Without skipping a line, reproduce the entries exactly.

[Dataset records]
□ □ □ □ □
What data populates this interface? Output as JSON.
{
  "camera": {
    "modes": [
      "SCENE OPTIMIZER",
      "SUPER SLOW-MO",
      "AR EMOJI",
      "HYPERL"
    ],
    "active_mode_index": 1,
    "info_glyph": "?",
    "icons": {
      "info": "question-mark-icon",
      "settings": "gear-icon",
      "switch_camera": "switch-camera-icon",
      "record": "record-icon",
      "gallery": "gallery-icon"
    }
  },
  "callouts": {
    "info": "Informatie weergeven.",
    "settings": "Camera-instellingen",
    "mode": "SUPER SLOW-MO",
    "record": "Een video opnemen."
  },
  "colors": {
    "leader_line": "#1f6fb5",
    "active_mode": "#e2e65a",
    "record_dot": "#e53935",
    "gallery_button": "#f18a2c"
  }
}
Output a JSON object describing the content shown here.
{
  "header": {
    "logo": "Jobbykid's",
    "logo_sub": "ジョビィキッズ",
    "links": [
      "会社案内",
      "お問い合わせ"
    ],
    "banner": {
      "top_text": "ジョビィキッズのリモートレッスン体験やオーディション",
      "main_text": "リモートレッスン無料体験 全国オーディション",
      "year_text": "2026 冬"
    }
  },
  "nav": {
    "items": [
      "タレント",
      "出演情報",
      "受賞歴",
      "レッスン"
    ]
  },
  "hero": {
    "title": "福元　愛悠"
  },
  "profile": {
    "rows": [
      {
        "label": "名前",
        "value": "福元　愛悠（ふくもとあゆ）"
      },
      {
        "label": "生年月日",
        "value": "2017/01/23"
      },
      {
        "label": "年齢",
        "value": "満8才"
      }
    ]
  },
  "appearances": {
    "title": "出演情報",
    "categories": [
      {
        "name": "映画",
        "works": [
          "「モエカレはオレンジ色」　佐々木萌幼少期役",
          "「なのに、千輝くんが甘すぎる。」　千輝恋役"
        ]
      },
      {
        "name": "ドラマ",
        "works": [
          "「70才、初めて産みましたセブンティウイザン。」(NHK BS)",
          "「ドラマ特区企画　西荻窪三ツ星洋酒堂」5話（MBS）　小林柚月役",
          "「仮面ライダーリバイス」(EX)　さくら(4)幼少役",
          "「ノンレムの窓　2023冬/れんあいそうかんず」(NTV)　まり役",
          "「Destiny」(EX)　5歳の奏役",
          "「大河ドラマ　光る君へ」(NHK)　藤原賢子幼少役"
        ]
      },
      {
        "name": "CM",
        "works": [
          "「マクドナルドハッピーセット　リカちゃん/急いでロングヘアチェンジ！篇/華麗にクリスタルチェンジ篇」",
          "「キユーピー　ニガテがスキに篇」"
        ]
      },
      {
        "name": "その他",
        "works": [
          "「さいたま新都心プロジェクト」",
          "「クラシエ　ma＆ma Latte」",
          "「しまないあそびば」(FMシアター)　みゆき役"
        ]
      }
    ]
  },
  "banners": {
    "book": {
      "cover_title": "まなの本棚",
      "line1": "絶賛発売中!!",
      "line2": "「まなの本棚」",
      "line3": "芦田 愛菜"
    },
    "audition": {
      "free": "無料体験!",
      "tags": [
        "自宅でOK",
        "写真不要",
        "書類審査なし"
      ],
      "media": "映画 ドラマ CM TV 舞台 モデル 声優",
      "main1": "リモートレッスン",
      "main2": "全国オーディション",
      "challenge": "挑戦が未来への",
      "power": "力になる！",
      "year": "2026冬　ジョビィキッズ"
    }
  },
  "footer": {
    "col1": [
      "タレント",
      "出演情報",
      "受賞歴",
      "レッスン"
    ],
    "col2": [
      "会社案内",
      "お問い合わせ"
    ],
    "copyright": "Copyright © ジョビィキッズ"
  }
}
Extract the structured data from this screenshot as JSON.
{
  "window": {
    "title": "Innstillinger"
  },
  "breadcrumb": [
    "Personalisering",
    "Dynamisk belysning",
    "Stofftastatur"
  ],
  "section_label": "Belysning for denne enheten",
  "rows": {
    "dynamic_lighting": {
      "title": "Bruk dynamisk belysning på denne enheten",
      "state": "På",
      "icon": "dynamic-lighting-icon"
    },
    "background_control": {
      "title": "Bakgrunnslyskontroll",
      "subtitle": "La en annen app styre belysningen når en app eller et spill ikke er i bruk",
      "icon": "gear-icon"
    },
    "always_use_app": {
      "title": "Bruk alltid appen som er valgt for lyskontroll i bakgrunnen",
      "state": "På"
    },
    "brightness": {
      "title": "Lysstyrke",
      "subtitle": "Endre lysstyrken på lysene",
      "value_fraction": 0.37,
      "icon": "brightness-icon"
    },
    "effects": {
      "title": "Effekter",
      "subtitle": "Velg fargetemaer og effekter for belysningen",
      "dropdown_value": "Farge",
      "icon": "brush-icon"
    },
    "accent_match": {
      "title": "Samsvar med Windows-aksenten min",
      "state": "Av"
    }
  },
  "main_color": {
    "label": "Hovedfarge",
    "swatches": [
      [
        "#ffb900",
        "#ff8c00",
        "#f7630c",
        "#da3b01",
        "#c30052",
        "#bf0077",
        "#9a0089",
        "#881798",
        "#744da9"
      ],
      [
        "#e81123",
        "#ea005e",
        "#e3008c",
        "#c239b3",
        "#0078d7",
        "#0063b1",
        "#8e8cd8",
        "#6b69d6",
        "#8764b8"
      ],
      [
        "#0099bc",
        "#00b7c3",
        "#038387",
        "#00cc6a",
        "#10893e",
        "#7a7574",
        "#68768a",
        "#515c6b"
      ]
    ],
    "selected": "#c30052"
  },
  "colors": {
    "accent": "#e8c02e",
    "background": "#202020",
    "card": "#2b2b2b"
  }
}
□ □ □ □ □
**Solution**
What data populates this interface? Output as JSON.
{
  "camera": {
    "modes": [
      "SCENE OPTIMIZER",
      "SUPER SLOW-MO",
      "AR EMOJI",
      "HYPERL"
    ],
    "active_mode_index": 1,
    "info_glyph": "?",
    "icons": {
      "info": "question-mark-icon",
      "settings": "gear-icon",
      "switch_camera": "switch-camera-icon",
      "record": "record-icon",
      "gallery": "gallery-icon"
    }
  },
  "callouts": {
    "info": "Informatie weergeven.",
    "settings": "Camera-instellingen",
    "mode": "SUPER SLOW-MO",
    "record": "Een video opnemen."
  },
  "colors": {
    "leader_line": "#1f6fb5",
    "active_mode": "#e2e65a",
    "record_dot": "#e53935",
    "gallery_button": "#f18a2c"
  }
}
Output a JSON object describing the content shown here.
{
  "header": {
    "logo": "Jobbykid's",
    "logo_sub": "ジョビィキッズ",
    "links": [
      "会社案内",
      "お問い合わせ"
    ],
    "banner": {
      "top_text": "ジョビィキッズのリモートレッスン体験やオーディション",
      "main_text": "リモートレッスン無料体験 全国オーディション",
      "year_text": "2026 冬"
    }
  },
  "nav": {
    "items": [
      "タレント",
      "出演情報",
      "受賞歴",
      "レッスン"
    ]
  },
  "hero": {
    "title": "福元　愛悠"
  },
  "profile": {
    "rows": [
      {
        "label": "名前",
        "value": "福元　愛悠（ふくもとあゆ）"
      },
      {
        "label": "生年月日",
        "value": "2017/01/23"
      },
      {
        "label": "年齢",
        "value": "満8才"
      }
    ]
  },
  "appearances": {
    "title": "出演情報",
    "categories": [
      {
        "name": "映画",
        "works": [
          "「モエカレはオレンジ色」　佐々木萌幼少期役",
          "「なのに、千輝くんが甘すぎる。」　千輝恋役"
        ]
      },
      {
        "name": "ドラマ",
        "works": [
          "「70才、初めて産みましたセブンティウイザン。」(NHK BS)",
          "「ドラマ特区企画　西荻窪三ツ星洋酒堂」5話（MBS）　小林柚月役",
          "「仮面ライダーリバイス」(EX)　さくら(4)幼少役",
          "「ノンレムの窓　2023冬/れんあいそうかんず」(NTV)　まり役",
          "「Destiny」(EX)　5歳の奏役",
          "「大河ドラマ　光る君へ」(NHK)　藤原賢子幼少役"
        ]
      },
      {
        "name": "CM",
        "works": [
          "「マクドナルドハッピーセット　リカちゃん/急いでロングヘアチェンジ！篇/華麗にクリスタルチェンジ篇」",
          "「キユーピー　ニガテがスキに篇」"
        ]
      },
      {
        "name": "その他",
        "works": [
          "「さいたま新都心プロジェクト」",
          "「クラシエ　ma＆ma Latte」",
          "「しまないあそびば」(FMシアター)　みゆき役"
        ]
      }
    ]
  },
  "banners": {
    "book": {
      "cover_title": "まなの本棚",
      "line1": "絶賛発売中!!",
      "line2": "「まなの本棚」",
      "line3": "芦田 愛菜"
    },
    "audition": {
      "free": "無料体験!",
      "tags": [
        "自宅でOK",
        "写真不要",
        "書類審査なし"
      ],
      "media": "映画 ドラマ CM TV 舞台 モデル 声優",
      "main1": "リモートレッスン",
      "main2": "全国オーディション",
      "challenge": "挑戦が未来への",
      "power": "力になる！",
      "year": "2026冬　ジョビィキッズ"
    }
  },
  "footer": {
    "col1": [
      "タレント",
      "出演情報",
      "受賞歴",
      "レッスン"
    ],
    "col2": [
      "会社案内",
      "お問い合わせ"
    ],
    "copyright": "Copyright © ジョビィキッズ"
  }
}
Extract the structured data from this screenshot as JSON.
{
  "window": {
    "title": "Innstillinger"
  },
  "breadcrumb": [
    "Personalisering",
    "Dynamisk belysning",
    "Stofftastatur"
  ],
  "section_label": "Belysning for denne enheten",
  "rows": {
    "dynamic_lighting": {
      "title": "Bruk dynamisk belysning på denne enheten",
      "state": "På",
      "icon": "dynamic-lighting-icon"
    },
    "background_control": {
      "title": "Bakgrunnslyskontroll",
      "subtitle": "La en annen app styre belysningen når en app eller et spill ikke er i bruk",
      "icon": "gear-icon"
    },
    "always_use_app": {
      "title": "Bruk alltid appen som er valgt for lyskontroll i bakgrunnen",
      "state": "På"
    },
    "brightness": {
      "title": "Lysstyrke",
      "subtitle": "Endre lysstyrken på lysene",
      "value_fraction": 0.37,
      "icon": "brightness-icon"
    },
    "effects": {
      "title": "Effekter",
      "subtitle": "Velg fargetemaer og effekter for belysningen",
      "dropdown_value": "Farge",
      "icon": "brush-icon"
    },
    "accent_match": {
      "title": "Samsvar med Windows-aksenten min",
      "state": "Av"
    }
  },
  "main_color": {
    "label": "Hovedfarge",
    "swatches": [
      [
        "#ffb900",
        "#ff8c00",
        "#f7630c",
        "#da3b01",
        "#c30052",
        "#bf0077",
        "#9a0089",
        "#881798",
        "#744da9"
      ],
      [
        "#e81123",
        "#ea005e",
        "#e3008c",
        "#c239b3",
        "#0078d7",
        "#0063b1",
        "#8e8cd8",
        "#6b69d6",
        "#8764b8"
      ],
      [
        "#0099bc",
        "#00b7c3",
        "#038387",
        "#00cc6a",
        "#10893e",
        "#7a7574",
        "#68768a",
        "#515c6b"
      ]
    ],
    "selected": "#c30052"
  },
  "colors": {
    "accent": "#e8c02e",
    "background": "#202020",
    "card": "#2b2b2b"
  }
}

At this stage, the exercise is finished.